3)   Sharing– With the latest Spotify update, I have a huge column on the right side of my screen. It is supposed to be filled with people who are my “favorites.” So far, it is empty. Yet, I can’t minimize it!. This “favorites” column is taking up 1/5 of my window and is empty. Yikes. Stop trying to make me share through your service, or at least build a less intrusive function.

Look at all that wasted screen space!!…Plus, I really struggled over what music was in the background…I want to seem cool (see #4)

4)   Facebook Integration– Not everything I listen to is cool and hip. I am not very cool or hip. Facebook is all about presenting a finely honed version of yourself to your online community. Unless out of sarcasm, no one wants to look foolish on Facebook. The audience is too large.  But, when my listening habits are broadcast to the world through FB, I feel an uncomfortable pressure to only play what other people will not judge me for.  That is extremely hard, as everyone’s musical tastes are different.
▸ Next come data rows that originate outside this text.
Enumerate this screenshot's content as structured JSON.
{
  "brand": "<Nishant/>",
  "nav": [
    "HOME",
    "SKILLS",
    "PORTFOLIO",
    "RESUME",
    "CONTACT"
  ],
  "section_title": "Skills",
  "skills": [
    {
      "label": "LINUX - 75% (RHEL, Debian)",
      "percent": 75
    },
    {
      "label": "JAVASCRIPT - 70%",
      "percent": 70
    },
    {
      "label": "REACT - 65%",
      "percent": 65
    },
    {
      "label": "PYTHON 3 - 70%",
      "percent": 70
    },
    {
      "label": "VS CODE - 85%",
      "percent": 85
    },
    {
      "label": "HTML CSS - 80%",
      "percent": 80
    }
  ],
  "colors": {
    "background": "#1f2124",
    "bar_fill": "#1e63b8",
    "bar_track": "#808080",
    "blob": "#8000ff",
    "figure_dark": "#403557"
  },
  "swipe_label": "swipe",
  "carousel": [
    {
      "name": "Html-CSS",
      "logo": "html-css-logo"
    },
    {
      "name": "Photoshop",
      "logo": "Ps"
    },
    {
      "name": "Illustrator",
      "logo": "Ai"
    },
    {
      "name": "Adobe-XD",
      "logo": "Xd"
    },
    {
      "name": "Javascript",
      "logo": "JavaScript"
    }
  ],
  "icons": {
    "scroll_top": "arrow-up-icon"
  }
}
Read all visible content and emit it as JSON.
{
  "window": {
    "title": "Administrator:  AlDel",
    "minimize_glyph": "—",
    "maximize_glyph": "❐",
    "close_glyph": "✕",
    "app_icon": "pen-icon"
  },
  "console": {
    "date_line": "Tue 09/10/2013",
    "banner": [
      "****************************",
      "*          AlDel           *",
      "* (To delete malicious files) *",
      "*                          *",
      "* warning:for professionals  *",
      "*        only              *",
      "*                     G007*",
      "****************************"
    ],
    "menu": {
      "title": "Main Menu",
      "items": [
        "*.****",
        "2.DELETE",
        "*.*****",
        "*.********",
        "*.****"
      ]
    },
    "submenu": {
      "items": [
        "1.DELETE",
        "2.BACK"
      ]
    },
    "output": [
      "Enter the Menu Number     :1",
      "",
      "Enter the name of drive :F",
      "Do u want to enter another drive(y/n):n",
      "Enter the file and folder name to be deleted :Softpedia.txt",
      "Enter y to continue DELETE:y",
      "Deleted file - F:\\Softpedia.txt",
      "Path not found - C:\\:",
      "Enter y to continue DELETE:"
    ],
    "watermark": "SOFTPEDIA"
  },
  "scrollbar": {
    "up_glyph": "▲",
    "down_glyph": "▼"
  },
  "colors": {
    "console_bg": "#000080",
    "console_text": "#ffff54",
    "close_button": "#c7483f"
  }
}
Just another barrier between Spotify’s paradigm and an at-ease listening environment.

5)   The Vibe of Its Updates– Every time I download an updated version of Spotify, it feels as if the service is moving further and further away from what I as a fan and as a music consumer want.  The core advantage over alternative music-consumption methods, cheap access to quality streams of most artists’ catalogs, remains strong. However, many of the ancillary features feel as if they are advancing the value of Spotify, rather than my consumption experience. (Example: Facebook integration. I feel my privacy is being violated. They gain huge amounts of exposure to untapped music consumers).

6)   Lack of Integration With Services I Use– I know I said 5, but this one just came to me. Why can’t every song I Shazam be instantly added to a “Shazam” playlist??

I just tweeted #6 one at Daniel Ek. Maybe he’ll use it.

P.S. I love Spotify, and use it incessantly. But, that is not because it is an unbelievable product, but because it is simply the best that currently exists.